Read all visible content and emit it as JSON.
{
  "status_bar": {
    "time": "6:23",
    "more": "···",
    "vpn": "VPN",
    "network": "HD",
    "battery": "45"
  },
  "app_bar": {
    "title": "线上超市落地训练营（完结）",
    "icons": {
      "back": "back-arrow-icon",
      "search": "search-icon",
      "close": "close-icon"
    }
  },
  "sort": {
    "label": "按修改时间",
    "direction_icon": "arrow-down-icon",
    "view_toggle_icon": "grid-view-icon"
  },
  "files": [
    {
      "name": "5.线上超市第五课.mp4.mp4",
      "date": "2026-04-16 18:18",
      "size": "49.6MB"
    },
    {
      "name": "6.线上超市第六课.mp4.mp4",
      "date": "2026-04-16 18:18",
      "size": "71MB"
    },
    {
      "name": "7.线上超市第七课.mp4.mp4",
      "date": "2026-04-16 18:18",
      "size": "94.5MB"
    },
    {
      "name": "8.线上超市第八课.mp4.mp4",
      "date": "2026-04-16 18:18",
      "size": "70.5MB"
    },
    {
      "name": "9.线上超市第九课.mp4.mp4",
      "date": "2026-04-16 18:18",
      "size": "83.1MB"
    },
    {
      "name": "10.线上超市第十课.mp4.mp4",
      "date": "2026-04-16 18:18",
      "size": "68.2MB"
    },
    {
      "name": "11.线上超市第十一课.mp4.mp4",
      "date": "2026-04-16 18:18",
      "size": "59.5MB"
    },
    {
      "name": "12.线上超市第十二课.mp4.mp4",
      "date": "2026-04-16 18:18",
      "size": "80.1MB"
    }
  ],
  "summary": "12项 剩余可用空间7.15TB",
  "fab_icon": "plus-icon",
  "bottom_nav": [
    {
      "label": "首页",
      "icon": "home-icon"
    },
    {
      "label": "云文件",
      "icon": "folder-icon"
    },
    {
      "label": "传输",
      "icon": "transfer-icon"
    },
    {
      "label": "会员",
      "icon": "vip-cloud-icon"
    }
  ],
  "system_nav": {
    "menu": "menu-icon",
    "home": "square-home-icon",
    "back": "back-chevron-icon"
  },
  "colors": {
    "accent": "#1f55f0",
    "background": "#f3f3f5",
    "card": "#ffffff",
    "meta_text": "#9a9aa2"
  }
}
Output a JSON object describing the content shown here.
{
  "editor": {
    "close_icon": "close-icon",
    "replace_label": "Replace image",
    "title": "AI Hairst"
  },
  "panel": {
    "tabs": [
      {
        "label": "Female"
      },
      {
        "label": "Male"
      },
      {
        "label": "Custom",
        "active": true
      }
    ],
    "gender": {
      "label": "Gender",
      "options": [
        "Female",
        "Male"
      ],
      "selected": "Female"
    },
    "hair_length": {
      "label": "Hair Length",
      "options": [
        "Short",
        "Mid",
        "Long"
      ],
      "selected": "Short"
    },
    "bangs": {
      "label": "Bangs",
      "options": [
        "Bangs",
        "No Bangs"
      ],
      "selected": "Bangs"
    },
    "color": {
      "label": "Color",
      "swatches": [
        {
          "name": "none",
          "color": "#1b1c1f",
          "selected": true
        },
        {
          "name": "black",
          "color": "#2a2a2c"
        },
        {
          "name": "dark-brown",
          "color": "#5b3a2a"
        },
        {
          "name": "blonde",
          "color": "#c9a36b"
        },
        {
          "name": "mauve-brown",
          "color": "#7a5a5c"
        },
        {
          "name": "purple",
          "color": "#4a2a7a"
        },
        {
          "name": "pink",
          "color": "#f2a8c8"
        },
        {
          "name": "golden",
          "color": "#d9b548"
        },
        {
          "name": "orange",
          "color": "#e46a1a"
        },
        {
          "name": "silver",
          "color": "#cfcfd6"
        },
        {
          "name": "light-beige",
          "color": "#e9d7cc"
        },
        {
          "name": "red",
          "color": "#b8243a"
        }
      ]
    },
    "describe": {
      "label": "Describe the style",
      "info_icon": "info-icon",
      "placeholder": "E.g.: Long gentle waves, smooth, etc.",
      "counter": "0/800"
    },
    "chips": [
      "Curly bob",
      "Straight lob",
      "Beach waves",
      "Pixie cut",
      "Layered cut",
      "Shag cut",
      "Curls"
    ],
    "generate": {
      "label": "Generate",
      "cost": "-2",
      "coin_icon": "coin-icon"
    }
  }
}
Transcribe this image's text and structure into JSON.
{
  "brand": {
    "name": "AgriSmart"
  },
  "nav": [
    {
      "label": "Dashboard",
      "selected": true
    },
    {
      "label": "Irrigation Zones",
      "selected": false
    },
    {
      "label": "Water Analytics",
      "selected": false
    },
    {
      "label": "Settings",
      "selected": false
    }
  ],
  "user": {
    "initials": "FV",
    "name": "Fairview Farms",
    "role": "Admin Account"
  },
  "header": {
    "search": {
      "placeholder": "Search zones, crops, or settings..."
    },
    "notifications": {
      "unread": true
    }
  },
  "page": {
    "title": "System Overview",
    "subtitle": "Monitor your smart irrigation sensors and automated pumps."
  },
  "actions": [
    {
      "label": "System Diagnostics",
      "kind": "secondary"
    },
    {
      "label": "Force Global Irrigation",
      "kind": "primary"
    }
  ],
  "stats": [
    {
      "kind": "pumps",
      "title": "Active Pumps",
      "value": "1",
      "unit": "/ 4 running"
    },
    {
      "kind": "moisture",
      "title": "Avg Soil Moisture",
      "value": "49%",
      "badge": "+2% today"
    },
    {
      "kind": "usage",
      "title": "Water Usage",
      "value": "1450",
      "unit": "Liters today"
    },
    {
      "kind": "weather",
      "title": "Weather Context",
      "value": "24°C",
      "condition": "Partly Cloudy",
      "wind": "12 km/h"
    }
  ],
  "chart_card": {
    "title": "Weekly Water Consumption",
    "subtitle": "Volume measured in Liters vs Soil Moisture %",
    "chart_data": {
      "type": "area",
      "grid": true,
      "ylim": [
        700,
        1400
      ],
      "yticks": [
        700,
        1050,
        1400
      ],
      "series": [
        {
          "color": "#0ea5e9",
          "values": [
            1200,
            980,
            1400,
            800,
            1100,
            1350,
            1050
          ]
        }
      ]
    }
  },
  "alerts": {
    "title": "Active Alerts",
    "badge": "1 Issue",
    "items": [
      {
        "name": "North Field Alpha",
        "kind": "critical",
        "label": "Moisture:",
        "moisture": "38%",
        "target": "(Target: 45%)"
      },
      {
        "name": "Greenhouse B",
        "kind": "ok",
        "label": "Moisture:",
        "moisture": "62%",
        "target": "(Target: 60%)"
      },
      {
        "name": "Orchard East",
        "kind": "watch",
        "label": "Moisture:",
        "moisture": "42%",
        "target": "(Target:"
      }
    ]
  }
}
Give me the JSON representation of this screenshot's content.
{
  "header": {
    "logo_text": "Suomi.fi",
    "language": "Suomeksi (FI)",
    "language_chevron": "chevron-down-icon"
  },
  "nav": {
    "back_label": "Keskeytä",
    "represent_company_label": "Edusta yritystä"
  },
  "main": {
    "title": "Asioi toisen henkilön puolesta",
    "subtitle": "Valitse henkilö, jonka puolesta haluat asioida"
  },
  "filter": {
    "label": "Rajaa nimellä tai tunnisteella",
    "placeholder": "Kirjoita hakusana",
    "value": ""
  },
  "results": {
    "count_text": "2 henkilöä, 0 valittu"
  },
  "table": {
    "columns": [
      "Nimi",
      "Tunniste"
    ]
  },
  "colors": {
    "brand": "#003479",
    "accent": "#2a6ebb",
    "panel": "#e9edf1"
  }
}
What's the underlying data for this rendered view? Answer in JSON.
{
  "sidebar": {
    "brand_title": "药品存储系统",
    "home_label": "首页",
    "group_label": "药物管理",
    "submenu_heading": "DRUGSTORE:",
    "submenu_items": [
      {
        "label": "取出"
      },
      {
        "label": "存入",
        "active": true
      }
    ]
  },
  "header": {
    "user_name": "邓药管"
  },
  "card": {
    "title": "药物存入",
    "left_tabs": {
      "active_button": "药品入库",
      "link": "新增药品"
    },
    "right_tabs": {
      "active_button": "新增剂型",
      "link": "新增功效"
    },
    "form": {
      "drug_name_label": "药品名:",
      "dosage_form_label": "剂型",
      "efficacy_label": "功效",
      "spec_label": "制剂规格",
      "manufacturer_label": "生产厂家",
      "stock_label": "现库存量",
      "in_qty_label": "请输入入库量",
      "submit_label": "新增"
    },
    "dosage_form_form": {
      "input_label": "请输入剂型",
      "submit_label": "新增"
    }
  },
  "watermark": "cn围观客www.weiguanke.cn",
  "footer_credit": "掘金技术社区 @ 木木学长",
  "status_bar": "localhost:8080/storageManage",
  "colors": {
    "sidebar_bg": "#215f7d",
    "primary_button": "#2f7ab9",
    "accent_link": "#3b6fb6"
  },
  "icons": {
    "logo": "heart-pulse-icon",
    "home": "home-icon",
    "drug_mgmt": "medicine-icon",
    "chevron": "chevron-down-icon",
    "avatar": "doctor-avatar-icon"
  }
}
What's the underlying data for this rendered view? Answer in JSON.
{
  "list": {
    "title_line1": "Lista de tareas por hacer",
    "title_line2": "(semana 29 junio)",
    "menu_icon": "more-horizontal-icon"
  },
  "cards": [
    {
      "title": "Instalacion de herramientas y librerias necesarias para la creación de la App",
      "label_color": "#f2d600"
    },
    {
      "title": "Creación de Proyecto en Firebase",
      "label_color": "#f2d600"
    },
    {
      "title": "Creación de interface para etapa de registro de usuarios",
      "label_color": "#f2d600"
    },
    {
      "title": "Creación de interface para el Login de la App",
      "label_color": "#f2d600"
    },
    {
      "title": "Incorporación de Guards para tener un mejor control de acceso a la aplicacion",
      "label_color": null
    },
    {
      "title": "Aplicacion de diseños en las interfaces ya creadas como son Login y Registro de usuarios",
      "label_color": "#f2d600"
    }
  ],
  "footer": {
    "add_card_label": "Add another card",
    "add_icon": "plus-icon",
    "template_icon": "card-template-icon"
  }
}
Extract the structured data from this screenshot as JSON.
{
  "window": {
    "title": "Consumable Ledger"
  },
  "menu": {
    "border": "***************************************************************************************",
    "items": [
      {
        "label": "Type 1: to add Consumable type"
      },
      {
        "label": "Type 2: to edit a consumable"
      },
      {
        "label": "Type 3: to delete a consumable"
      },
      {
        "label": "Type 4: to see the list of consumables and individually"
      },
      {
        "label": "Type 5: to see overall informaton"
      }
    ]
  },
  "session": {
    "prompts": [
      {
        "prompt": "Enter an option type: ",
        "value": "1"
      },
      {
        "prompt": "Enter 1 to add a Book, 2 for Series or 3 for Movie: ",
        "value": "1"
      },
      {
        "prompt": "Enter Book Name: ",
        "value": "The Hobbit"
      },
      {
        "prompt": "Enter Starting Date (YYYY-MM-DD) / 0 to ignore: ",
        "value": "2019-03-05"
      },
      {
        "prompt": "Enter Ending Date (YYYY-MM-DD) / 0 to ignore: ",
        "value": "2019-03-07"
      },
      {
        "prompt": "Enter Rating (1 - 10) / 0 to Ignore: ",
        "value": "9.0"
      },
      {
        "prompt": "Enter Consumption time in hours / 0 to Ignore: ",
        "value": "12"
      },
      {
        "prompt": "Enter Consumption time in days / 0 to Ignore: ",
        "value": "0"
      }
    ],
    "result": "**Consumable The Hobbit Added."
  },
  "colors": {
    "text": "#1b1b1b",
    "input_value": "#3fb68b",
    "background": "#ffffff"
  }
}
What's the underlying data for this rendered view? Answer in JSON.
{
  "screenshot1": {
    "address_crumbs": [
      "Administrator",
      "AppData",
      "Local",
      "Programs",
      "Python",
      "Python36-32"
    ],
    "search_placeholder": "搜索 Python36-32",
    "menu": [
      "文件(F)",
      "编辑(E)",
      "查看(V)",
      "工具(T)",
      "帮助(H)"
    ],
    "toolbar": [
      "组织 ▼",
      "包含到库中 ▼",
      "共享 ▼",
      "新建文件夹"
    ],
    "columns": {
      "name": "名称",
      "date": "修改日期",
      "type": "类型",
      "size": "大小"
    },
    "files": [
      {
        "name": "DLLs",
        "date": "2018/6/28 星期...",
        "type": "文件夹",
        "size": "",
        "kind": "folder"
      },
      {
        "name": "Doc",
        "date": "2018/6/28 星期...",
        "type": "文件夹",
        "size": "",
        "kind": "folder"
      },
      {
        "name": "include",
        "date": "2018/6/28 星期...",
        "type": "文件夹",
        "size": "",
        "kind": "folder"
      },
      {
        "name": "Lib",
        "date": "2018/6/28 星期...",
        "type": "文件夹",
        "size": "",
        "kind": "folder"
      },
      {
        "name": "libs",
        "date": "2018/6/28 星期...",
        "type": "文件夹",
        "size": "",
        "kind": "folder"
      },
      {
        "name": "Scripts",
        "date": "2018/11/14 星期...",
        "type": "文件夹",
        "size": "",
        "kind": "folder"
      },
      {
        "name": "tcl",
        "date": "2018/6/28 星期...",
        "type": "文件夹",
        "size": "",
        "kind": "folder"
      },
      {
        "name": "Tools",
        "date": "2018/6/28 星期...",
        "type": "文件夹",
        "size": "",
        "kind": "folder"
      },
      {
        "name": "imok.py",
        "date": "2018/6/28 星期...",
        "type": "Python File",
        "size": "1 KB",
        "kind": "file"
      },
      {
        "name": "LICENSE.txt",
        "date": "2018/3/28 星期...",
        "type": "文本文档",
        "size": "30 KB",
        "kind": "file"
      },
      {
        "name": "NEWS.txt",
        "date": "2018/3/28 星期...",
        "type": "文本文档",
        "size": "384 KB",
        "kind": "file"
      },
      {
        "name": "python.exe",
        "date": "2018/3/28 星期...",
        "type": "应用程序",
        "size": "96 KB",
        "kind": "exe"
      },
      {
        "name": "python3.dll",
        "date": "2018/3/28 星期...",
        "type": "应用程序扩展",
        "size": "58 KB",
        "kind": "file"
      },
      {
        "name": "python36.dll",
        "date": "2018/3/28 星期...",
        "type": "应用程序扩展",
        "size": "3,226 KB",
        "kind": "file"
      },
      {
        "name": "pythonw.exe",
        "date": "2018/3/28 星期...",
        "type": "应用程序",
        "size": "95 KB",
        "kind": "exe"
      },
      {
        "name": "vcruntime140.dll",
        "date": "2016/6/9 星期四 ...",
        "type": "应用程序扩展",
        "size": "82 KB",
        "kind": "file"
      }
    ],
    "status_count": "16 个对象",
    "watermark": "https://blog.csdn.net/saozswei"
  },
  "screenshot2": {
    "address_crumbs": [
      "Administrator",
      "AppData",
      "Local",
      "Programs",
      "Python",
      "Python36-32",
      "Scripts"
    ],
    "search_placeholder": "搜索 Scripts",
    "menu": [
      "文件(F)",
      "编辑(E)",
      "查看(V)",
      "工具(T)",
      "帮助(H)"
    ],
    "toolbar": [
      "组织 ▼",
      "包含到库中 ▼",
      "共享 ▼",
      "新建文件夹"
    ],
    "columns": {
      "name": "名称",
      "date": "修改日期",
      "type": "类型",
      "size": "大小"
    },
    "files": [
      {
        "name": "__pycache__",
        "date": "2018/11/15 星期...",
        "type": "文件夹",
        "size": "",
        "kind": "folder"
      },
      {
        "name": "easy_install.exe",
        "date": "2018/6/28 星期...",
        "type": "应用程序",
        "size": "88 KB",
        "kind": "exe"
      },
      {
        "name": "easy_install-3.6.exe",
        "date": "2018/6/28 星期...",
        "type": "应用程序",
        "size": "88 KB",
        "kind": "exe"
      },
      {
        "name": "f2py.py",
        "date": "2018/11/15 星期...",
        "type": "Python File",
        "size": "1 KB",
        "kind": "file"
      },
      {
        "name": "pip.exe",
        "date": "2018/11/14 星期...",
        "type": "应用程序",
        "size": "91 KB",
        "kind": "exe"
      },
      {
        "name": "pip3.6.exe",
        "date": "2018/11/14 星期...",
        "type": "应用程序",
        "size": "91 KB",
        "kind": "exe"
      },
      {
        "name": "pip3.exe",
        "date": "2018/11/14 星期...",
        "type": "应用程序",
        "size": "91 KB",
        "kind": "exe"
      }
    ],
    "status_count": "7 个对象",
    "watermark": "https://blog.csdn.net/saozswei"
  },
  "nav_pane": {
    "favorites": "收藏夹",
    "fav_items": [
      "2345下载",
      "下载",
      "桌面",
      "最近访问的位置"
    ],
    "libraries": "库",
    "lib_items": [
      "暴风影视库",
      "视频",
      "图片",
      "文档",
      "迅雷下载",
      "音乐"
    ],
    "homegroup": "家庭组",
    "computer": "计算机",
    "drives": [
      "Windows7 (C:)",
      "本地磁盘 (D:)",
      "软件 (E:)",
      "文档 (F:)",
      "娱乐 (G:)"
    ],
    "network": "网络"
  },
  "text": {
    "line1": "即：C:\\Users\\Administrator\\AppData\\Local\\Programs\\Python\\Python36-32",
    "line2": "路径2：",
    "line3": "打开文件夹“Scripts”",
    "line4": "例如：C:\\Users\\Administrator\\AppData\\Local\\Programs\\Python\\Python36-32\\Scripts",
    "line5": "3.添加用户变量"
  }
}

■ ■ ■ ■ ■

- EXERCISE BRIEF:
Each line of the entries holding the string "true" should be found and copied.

- TASK OUTPUT:
        "active": true
          "selected": true
      "selected": true
      "unread": true
      "grid": true,
        "active": true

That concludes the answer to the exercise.